→ **What to do**: Would you please copy every line from the records that contains the word "Position"?

→ **Excerpts from an interface dataset**:
▼

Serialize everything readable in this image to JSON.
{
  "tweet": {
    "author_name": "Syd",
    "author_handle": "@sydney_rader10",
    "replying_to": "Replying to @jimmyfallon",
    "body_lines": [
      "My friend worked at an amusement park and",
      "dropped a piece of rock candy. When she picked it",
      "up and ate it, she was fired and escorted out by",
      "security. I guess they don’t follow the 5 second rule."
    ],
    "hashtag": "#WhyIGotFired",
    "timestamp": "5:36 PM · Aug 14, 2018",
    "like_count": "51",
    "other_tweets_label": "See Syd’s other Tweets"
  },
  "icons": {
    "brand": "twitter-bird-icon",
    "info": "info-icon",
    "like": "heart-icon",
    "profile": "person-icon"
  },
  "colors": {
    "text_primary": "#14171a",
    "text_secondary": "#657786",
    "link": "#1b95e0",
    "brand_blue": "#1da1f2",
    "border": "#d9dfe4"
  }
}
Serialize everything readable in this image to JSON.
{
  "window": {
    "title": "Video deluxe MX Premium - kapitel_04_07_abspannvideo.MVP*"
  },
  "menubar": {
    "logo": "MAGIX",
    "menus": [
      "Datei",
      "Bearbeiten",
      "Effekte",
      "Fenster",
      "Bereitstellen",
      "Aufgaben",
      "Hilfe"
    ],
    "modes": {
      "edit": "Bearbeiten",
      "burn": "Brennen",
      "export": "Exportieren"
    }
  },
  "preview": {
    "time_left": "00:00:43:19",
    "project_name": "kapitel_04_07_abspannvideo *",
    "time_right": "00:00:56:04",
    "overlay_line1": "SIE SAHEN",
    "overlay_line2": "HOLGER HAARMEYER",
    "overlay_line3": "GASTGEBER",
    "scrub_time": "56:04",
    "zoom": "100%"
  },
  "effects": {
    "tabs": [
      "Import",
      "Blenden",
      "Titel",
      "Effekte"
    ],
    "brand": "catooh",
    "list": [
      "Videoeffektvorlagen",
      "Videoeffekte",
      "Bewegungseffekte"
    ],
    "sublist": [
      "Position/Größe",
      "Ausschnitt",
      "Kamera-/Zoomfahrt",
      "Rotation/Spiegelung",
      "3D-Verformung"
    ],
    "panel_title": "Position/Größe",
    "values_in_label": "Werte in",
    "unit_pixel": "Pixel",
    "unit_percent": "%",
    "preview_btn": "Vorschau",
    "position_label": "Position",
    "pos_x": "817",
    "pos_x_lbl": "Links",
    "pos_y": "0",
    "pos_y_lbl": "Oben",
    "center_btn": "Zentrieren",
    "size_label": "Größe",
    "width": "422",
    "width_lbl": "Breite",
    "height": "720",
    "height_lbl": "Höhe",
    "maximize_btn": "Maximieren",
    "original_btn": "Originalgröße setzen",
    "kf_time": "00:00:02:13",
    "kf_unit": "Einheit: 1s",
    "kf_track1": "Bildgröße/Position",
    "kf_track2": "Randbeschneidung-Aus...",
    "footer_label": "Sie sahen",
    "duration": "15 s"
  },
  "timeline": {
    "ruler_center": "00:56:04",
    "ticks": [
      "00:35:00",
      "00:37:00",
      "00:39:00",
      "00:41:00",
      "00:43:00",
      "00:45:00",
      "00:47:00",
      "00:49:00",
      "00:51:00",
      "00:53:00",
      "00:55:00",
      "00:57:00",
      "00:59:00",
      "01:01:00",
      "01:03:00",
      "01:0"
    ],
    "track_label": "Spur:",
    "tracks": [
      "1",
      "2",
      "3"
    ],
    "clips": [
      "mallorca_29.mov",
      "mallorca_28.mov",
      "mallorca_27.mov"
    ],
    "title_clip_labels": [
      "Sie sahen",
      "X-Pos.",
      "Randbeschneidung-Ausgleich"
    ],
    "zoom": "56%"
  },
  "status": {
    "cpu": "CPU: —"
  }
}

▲

→ **Result of this task**:
      "Position/Größe",
    "panel_title": "Position/Größe",
    "position_label": "Position",
    "kf_track1": "Bildgröße/Position",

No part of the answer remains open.